BodyCraft continued to innovate to keep ahead. It later found a way to optionally combine the two disciplines — weight and resistance devices — to create one virtual 400-pound weight stack for the user.
Today, the company is innovating its home gyms and weight training products to allow for maximum mobility and versatility – allowing users to escape from the set movement planes of the common machine workout.
For example, BodyCraft’s new Elite home gym features a main weight arm that can be locked in place for a traditional machine-like bench press, or – at the pull of a pin – switched to swivel for a more barbell-style bench press.
“It provides the need to balance and you can see if you’re favoring one side or not,” Gore said.
A similar type of flexibility option is available on the new BodyCraft Jones Platinum free-weight machine. Its main bar can tilt left and right as if a user were lifting a barbell, even though it’s still being guided along a vertical and horizontal track at the same time.
Keeping things compact and versatile have become leading traits for BodyCraft, Gore said. The quality of the product also is a top goal.
“We’ve been using the same contract manufacturer in Taiwan since BodyCraft’s inception,” Gore said.
“They’re a small company, but what they do, they do well,” said Mark Becker, owner of two Exercise & Leisure retail stores in Cincinnati, Ohio, and Northern Kentucky.
“They’re great for specialty fitness because of the quality and design – you’re not going to find them in the big-box stores, and it allows us to make a good margin,” Becker added.
Moving into cardio
BodyCraft’s recent expansion into more cardio equipment may seem out of the blue for those who know it as home-gym manufacturer, but remember, before BodyCraft there was, and still is, Recreation Supply Inc. And RSI’s first product was a line of exercise bikes, Gore said.
The RSI bikes were short-lived – maybe two to three years, Gore said – a nearly forgotten footnote after the BodyCraft brand took off.
In 2007, Gore and Lundquist returned to the sector with a BodyCraft line of spinning bikes, after seeing initial cardio success with the debut of its rowing machine in 2005.
From there, the cardio side of the business continues to grow.
“We didn’t want to be pigeonholed in one category,” Gore said. “And we realized that we could make the cardio equipment more compact, solid and quiet, just like we did with the home gyms.”
In January 2001, the company debuted its two new recumbent bikes – the BodyCraft R18 and BodyCraft R25 (pictured right).
The point of diversification particularly hit home during the past years of economic downturn – the first time BodyCraft hasn’t seen annual double-digit percent growth in it sales.
Beyond the expansion into cardio, BodyCraft is diversifying with some new strategic sales partnerships with products it envies, but saw no sense in trying to copy.

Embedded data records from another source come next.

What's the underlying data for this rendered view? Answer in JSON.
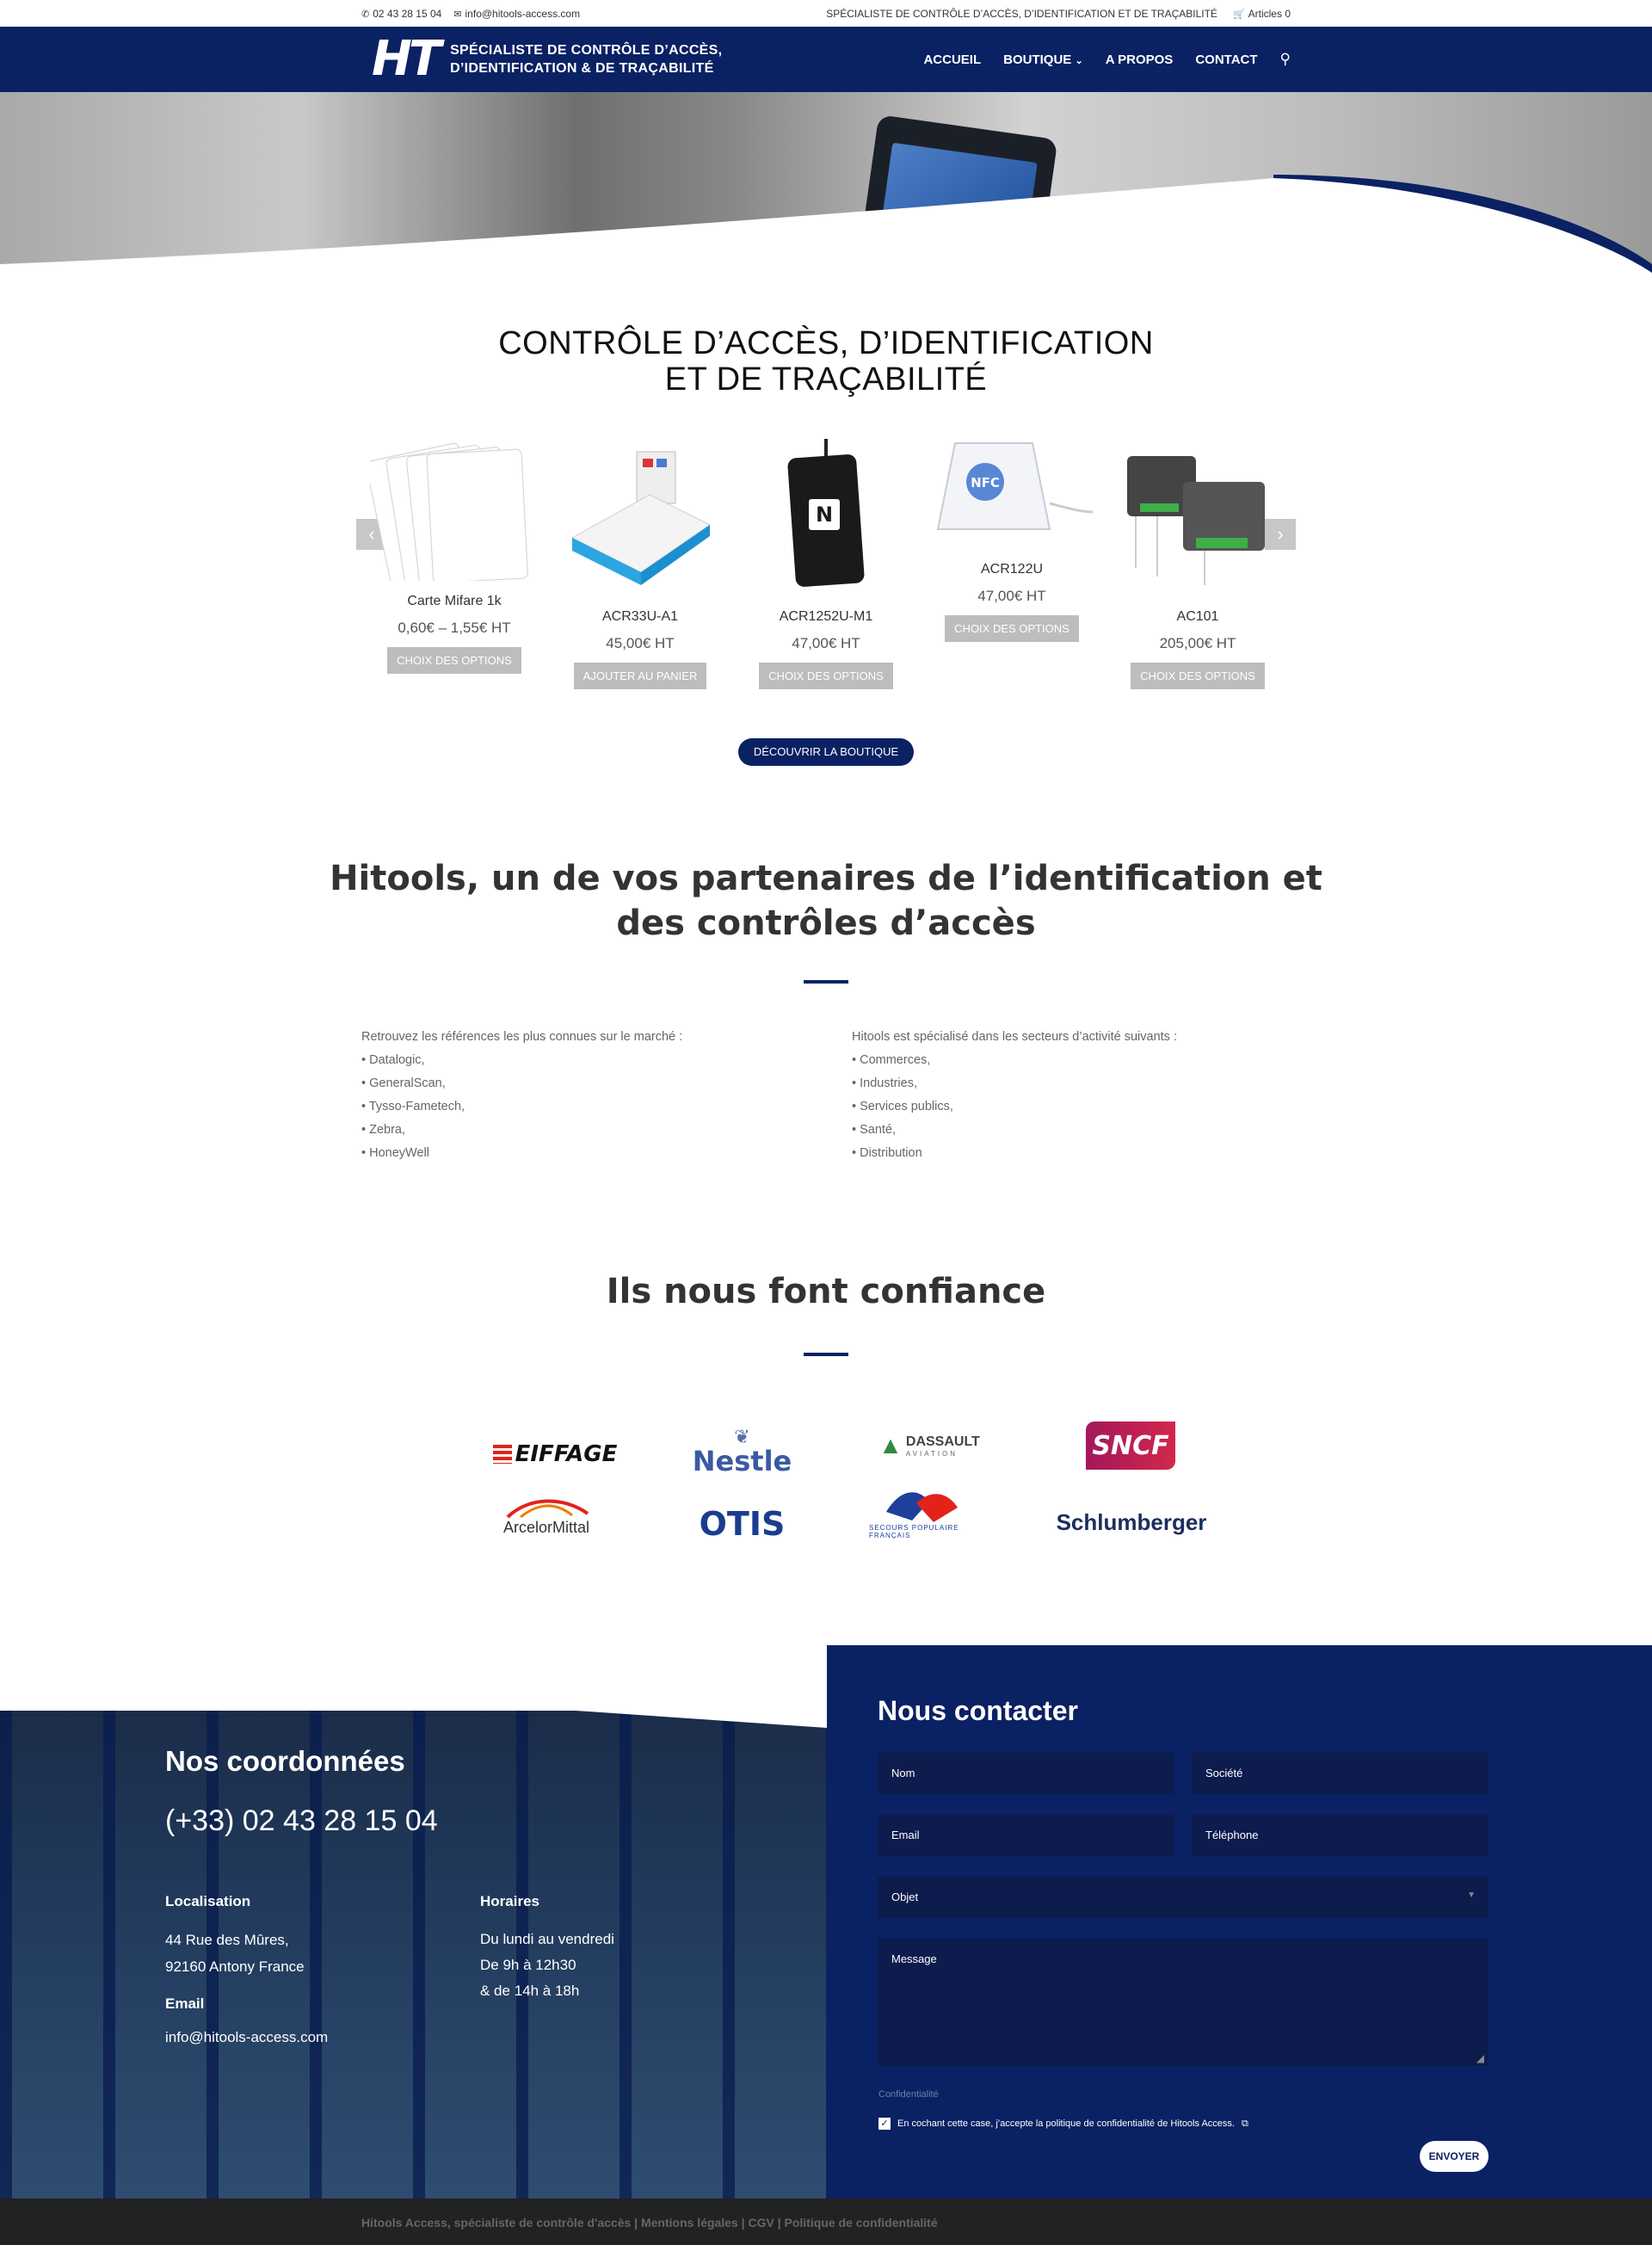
{
  "topbar": {
    "phone": "02 43 28 15 04",
    "email": "info@hitools-access.com",
    "tagline": "SPÉCIALISTE DE CONTRÔLE D’ACCÈS, D’IDENTIFICATION ET DE TRAÇABILITÉ",
    "cart": "Articles 0"
  },
  "header": {
    "logo_mark": "HT",
    "logo_line1": "SPÉCIALISTE DE CONTRÔLE D’ACCÈS,",
    "logo_line2": "D’IDENTIFICATION & DE TRAÇABILITÉ",
    "nav": [
      "ACCUEIL",
      "BOUTIQUE",
      "A PROPOS",
      "CONTACT"
    ]
  },
  "section1": {
    "title_line1": "CONTRÔLE D’ACCÈS, D’IDENTIFICATION",
    "title_line2": "ET DE TRAÇABILITÉ",
    "products": [
      {
        "name": "Carte Mifare 1k",
        "price": "0,60€ – 1,55€ HT",
        "button": "CHOIX DES OPTIONS"
      },
      {
        "name": "ACR33U-A1",
        "price": "45,00€ HT",
        "button": "AJOUTER AU PANIER"
      },
      {
        "name": "ACR1252U-M1",
        "price": "47,00€ HT",
        "button": "CHOIX DES OPTIONS"
      },
      {
        "name": "ACR122U",
        "price": "47,00€ HT",
        "button": "CHOIX DES OPTIONS"
      },
      {
        "name": "AC101",
        "price": "205,00€ HT",
        "button": "CHOIX DES OPTIONS"
      }
    ],
    "shop_button": "DÉCOUVRIR LA BOUTIQUE"
  },
  "section2": {
    "title_line1": "Hitools, un de vos partenaires de l’identification et",
    "title_line2": "des contrôles d’accès",
    "left": {
      "intro": "Retrouvez les références les plus connues sur le marché :",
      "items": [
        "• Datalogic,",
        "• GeneralScan,",
        "• Tysso-Fametech,",
        "• Zebra,",
        "• HoneyWell"
      ]
    },
    "right": {
      "intro": "Hitools est spécialisé dans les secteurs d’activité suivants :",
      "items": [
        "• Commerces,",
        "• Industries,",
        "• Services publics,",
        "• Santé,",
        "• Distribution"
      ]
    }
  },
  "section3": {
    "title": "Ils nous font confiance",
    "logos": {
      "eiffage": "EIFFAGE",
      "nestle": "Nestle",
      "dassault": "DASSAULT",
      "dassault_sub": "AVIATION",
      "sncf": "SNCF",
      "arcelor": "ArcelorMittal",
      "otis": "OTIS",
      "secours": "SECOURS POPULAIRE FRANÇAIS",
      "schlumberger": "Schlumberger"
    }
  },
  "coordonnees": {
    "title": "Nos coordonnées",
    "phone": "(+33) 02 43 28 15 04",
    "location_label": "Localisation",
    "address_line1": "44 Rue des Mûres,",
    "address_line2": "92160 Antony France",
    "hours_label": "Horaires",
    "hours_line1": "Du lundi au vendredi",
    "hours_line2": "De 9h à 12h30",
    "hours_line3": "& de 14h à 18h",
    "email_label": "Email",
    "email": "info@hitools-access.com"
  },
  "contact_form": {
    "title": "Nous contacter",
    "nom": "Nom",
    "societe": "Société",
    "email": "Email",
    "telephone": "Téléphone",
    "objet": "Objet",
    "message": "Message",
    "privacy_label": "Confidentialité",
    "privacy_text": "En cochant cette case, j’accepte la politique de confidentialité de Hitools Access.",
    "send": "ENVOYER"
  },
  "footer": {
    "text": "Hitools Access, spécialiste de contrôle d'accès | Mentions légales | CGV | Politique de confidentialité"
  }
}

One is Ab Coaster, which BodyCraft will help sell along with its products on commission.
“We wouldn’t be doing this unless we really believed in it and it wouldn’t harm our reputation,” Gore said. “Our primary focus will always be BodyCraft, but we’ll see how these new alliances work out.”
From talking with its retailers, like Albert Kessler, president and owner of HEST Fitness in Texas, BodyCraft’s reputation of quality at a great value and good, trustworthy customer service are where the company shines.
“Their reps, like Todd Cynecki, are on the ball,” Kessler said. “And their products give consumers a lot of bang for the buck. There are a lot of unique features at a good price point and a lot of margin for the dealer.”